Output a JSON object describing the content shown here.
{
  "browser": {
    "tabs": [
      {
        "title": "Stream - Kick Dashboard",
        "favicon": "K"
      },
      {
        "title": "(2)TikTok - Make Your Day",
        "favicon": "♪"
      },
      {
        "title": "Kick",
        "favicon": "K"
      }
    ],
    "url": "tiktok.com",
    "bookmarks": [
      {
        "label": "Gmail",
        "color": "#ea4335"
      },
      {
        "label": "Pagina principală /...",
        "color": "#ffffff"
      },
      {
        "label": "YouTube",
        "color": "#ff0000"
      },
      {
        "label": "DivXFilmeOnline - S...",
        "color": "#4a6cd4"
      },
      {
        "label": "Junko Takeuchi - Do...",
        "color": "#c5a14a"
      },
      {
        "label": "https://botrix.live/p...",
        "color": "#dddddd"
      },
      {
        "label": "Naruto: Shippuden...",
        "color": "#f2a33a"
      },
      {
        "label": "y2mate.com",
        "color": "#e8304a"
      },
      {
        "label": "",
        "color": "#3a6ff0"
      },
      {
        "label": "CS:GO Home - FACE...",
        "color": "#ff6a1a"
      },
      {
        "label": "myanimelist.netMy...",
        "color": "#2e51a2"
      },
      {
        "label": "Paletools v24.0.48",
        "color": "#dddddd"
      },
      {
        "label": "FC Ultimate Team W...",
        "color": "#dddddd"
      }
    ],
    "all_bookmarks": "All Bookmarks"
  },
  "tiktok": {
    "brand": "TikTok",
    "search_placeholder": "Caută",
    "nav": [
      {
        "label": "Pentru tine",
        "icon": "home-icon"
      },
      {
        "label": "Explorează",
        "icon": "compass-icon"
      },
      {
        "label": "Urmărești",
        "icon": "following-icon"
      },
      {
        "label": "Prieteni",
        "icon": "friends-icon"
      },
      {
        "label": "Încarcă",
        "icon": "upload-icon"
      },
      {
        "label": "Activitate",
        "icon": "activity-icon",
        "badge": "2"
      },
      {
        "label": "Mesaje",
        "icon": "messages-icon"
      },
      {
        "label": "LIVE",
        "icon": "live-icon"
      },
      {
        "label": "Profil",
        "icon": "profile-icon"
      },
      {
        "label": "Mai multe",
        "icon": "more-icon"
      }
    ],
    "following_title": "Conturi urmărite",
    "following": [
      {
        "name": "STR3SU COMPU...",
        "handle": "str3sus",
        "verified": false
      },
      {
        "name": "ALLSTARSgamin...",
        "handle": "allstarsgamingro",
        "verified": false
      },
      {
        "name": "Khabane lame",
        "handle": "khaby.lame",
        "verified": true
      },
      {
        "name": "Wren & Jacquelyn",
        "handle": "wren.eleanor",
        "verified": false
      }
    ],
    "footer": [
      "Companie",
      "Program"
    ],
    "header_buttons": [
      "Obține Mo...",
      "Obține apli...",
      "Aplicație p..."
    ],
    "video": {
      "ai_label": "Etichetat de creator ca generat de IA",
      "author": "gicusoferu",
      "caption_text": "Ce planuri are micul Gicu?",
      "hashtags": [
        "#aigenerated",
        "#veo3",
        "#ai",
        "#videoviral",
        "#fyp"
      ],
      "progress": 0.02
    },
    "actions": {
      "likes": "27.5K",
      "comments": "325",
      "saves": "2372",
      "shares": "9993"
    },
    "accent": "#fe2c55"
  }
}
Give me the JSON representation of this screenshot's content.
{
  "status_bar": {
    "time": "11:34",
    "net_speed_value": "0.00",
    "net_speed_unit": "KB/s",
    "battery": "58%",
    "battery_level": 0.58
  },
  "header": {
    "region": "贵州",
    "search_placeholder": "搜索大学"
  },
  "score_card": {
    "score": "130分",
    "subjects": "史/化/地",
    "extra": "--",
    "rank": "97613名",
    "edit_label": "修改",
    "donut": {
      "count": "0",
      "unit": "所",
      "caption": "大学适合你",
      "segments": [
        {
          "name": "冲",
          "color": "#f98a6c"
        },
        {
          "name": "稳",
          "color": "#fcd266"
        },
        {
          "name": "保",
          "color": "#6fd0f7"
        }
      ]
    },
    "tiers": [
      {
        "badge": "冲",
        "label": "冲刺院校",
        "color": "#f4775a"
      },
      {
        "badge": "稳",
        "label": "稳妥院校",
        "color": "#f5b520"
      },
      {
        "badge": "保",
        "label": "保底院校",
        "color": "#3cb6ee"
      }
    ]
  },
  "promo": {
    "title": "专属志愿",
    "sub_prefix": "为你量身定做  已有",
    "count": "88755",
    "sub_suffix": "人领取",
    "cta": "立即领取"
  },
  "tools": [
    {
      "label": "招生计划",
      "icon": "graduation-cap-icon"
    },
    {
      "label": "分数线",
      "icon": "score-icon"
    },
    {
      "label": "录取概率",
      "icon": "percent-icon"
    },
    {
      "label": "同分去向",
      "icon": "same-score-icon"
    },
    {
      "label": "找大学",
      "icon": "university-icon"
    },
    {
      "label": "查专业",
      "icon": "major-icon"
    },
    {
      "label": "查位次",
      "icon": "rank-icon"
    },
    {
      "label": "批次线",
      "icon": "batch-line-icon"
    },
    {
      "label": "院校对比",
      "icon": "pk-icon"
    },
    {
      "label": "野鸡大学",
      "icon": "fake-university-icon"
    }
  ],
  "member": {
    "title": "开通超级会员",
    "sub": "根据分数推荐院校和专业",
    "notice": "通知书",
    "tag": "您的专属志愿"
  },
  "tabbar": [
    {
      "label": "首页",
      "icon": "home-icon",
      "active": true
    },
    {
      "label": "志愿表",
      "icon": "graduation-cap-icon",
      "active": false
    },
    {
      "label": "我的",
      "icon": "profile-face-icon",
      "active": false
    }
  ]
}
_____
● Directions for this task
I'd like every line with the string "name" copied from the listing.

● Result of this exercise
        "name": "STR3SU COMPU...",
        "name": "ALLSTARSgamin...",
        "name": "Khabane lame",
        "name": "Wren & Jacquelyn",
          "name": "冲",
          "name": "稳",
          "name": "保",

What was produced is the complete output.